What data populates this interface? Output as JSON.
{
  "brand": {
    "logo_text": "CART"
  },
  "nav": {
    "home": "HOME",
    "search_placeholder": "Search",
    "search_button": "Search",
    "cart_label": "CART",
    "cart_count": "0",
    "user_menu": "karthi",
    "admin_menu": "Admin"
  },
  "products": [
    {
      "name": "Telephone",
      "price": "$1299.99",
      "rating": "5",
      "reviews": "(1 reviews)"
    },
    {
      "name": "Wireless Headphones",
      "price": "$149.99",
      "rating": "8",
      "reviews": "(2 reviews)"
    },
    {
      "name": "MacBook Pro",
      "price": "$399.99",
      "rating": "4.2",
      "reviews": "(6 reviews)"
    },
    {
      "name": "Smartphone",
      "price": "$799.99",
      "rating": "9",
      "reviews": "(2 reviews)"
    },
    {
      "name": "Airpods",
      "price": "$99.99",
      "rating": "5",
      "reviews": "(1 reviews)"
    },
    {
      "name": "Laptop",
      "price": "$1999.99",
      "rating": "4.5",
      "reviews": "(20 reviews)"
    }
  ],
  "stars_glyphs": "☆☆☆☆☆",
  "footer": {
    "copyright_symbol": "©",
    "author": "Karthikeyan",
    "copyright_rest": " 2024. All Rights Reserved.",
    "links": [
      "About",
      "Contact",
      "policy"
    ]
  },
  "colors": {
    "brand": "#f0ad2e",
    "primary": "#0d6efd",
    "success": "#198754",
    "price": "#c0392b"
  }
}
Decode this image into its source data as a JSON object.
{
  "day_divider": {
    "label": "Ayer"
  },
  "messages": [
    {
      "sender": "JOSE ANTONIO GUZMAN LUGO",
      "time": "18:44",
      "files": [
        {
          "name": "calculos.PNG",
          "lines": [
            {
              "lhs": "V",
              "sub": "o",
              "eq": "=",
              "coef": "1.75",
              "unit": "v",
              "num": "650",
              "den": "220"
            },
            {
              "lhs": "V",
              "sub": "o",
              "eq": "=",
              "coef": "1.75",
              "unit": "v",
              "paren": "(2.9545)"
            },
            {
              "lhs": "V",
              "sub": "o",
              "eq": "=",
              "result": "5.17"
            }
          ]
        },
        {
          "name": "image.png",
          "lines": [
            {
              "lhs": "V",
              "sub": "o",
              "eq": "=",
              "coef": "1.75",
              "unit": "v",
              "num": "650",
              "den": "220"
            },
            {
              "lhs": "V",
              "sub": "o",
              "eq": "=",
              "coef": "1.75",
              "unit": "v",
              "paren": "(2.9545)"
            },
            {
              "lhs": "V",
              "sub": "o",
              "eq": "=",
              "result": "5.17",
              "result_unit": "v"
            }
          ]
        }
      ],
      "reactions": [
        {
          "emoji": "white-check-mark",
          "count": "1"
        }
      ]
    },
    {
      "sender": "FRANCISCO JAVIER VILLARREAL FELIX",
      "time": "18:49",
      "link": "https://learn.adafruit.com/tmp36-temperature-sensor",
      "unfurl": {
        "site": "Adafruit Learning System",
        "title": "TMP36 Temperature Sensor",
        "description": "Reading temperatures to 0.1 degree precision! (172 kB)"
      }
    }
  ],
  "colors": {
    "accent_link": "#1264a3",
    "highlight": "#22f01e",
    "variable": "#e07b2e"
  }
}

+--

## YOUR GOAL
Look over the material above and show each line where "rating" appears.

## WORKED SOLUTION
      "rating": "5",
      "rating": "8",
      "rating": "4.2",
      "rating": "9",
      "rating": "5",
      "rating": "4.5",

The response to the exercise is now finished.